With the string "MAILING" as the filter, copy each matching line from the records.

************

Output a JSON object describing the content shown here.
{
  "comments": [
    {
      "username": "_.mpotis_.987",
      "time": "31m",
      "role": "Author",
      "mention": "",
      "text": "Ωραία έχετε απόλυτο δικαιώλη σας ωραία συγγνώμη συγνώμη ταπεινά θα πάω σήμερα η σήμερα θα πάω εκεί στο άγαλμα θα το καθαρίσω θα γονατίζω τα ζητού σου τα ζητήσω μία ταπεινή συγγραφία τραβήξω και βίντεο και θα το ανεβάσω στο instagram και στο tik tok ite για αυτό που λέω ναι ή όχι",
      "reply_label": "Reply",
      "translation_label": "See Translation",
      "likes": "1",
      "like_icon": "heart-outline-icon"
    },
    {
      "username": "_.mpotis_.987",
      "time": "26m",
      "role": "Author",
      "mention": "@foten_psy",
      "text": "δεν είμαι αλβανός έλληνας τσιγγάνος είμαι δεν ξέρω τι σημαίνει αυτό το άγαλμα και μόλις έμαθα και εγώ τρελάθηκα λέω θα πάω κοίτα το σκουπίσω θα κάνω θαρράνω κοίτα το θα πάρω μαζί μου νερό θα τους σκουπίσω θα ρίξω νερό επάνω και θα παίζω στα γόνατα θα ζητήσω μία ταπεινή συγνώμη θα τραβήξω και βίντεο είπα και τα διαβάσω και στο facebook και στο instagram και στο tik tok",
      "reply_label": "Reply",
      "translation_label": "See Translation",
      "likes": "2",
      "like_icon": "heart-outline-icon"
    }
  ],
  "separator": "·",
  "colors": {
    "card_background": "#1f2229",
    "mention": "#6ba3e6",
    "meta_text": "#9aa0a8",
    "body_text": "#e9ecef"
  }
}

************

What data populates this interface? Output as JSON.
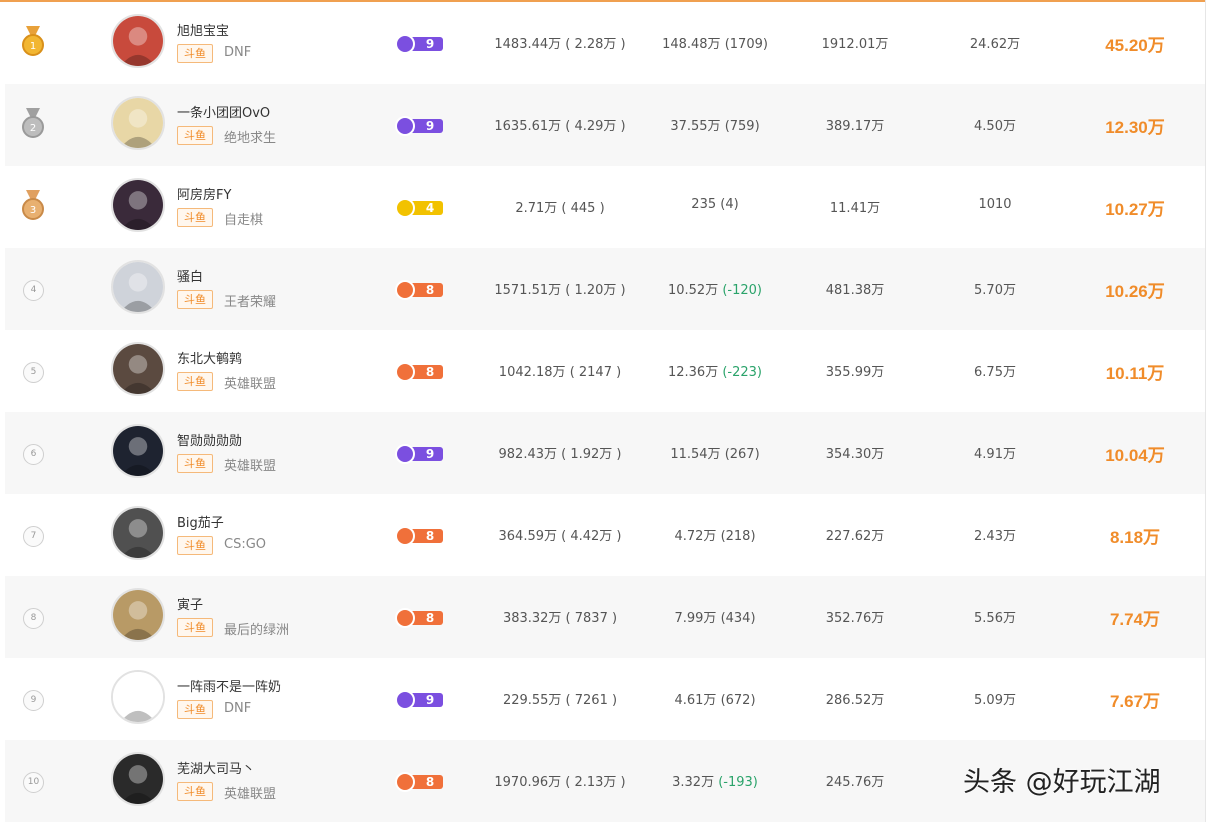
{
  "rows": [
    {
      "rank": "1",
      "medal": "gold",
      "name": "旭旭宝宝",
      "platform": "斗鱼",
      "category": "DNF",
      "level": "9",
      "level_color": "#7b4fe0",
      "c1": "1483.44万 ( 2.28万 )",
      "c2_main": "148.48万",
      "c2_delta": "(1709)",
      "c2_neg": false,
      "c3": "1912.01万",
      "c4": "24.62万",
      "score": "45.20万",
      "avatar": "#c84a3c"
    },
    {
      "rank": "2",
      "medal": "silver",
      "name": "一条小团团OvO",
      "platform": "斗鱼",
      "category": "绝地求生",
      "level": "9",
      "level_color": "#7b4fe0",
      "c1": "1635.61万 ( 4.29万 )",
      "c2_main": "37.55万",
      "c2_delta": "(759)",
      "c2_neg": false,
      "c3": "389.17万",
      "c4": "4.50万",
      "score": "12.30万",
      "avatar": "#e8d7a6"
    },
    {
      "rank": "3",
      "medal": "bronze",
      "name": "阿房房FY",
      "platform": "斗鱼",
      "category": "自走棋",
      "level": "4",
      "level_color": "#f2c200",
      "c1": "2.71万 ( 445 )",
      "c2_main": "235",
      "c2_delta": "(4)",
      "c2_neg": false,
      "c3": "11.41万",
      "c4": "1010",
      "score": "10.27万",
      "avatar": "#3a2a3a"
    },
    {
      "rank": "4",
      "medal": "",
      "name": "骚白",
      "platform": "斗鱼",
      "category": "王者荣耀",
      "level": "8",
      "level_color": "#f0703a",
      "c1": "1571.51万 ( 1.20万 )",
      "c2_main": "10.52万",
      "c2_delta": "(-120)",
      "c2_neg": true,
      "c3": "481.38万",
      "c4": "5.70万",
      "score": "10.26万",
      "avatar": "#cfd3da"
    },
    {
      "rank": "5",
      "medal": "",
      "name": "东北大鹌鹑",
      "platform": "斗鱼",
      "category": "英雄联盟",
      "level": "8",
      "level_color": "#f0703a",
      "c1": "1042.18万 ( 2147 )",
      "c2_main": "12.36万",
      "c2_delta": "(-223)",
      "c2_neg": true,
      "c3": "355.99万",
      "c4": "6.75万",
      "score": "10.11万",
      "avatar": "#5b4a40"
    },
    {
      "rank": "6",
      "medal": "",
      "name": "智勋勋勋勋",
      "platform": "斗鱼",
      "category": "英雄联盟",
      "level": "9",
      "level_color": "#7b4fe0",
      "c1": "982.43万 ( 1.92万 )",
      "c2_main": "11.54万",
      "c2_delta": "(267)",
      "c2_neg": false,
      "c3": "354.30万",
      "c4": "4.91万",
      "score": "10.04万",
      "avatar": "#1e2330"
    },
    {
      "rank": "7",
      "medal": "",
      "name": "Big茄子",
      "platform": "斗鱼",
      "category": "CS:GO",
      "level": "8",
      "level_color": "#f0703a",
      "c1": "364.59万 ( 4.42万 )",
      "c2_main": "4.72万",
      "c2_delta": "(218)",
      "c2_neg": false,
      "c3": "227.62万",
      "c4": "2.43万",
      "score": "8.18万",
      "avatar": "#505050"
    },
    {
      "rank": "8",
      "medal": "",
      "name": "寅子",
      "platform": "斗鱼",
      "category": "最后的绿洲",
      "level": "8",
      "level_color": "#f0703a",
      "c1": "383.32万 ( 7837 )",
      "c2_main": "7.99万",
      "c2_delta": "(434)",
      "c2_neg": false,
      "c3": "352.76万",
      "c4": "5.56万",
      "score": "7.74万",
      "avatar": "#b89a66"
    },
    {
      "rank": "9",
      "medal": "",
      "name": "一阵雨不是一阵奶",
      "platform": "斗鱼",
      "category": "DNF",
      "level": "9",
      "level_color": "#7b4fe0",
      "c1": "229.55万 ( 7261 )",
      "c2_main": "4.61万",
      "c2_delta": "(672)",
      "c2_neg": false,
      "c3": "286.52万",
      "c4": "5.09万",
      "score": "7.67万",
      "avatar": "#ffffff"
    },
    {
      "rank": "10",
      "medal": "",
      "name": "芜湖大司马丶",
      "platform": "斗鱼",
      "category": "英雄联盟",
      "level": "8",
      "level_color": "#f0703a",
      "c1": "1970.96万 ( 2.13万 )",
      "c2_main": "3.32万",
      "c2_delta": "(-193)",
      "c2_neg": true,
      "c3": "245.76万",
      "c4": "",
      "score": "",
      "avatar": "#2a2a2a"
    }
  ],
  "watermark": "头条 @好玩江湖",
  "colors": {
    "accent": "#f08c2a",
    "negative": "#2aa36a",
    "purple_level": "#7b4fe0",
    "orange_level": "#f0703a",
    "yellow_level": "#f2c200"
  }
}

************

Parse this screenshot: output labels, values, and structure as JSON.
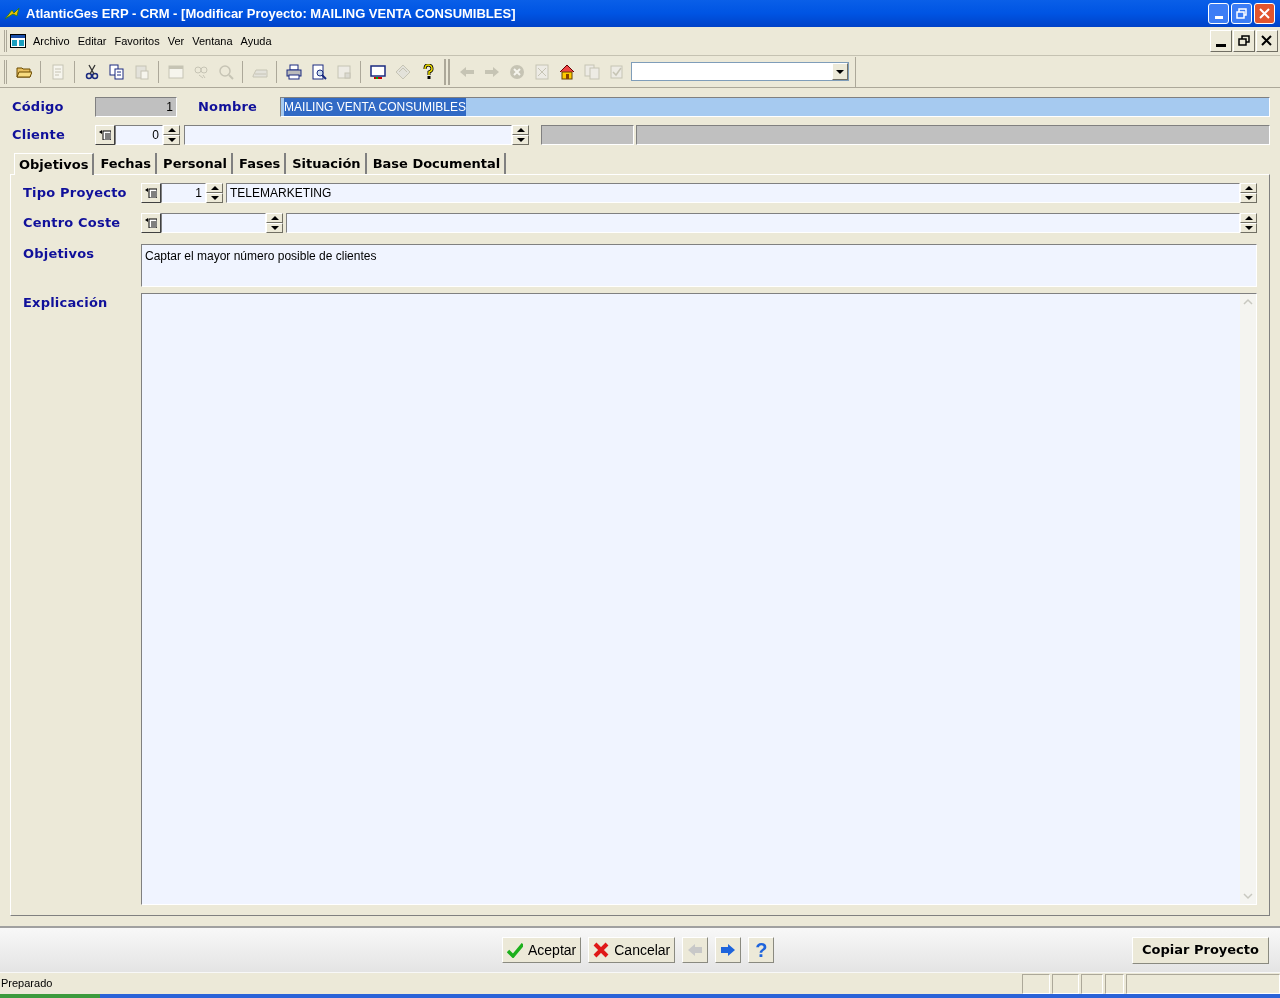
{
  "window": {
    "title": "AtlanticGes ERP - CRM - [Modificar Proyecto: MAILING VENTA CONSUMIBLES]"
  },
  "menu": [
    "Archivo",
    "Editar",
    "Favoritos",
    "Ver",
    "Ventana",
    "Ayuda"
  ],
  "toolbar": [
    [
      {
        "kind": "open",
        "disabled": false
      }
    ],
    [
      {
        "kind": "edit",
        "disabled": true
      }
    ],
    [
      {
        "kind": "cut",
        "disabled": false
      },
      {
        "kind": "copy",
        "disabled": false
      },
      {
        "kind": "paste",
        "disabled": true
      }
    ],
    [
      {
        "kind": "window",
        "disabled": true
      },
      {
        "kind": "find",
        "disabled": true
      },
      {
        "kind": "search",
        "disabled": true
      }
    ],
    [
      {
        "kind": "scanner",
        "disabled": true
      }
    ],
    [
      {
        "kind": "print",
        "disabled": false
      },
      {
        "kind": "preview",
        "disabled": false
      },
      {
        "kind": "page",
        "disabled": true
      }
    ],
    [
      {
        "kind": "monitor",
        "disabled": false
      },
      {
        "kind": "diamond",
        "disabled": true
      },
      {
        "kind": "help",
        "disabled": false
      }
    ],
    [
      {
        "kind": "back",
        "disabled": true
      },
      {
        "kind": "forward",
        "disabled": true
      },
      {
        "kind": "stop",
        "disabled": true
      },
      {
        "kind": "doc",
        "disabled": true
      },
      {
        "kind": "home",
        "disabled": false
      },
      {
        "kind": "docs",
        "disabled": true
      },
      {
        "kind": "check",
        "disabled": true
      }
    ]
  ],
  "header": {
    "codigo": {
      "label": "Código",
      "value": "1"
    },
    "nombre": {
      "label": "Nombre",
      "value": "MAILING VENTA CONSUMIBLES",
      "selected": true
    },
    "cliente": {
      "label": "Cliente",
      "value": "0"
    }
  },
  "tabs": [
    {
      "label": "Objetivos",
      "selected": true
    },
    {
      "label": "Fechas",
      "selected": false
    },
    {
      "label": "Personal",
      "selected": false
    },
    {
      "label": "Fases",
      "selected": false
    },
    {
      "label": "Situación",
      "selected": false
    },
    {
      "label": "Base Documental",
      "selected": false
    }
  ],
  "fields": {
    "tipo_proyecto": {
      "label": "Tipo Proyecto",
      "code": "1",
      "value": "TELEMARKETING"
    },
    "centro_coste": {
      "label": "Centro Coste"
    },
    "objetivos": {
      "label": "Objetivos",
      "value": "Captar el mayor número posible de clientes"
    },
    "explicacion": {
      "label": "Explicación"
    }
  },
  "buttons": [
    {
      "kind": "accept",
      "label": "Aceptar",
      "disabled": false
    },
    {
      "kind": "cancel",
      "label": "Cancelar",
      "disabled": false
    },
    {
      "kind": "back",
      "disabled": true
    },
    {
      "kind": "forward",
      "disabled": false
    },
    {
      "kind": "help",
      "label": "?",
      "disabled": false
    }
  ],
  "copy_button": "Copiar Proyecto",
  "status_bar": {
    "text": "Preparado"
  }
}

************

- RESPONSE BELOW -
    "title": "AtlanticGes ERP - CRM - [Modificar Proyecto: MAILING VENTA CONSUMIBLES]"
      "value": "MAILING VENTA CONSUMIBLES",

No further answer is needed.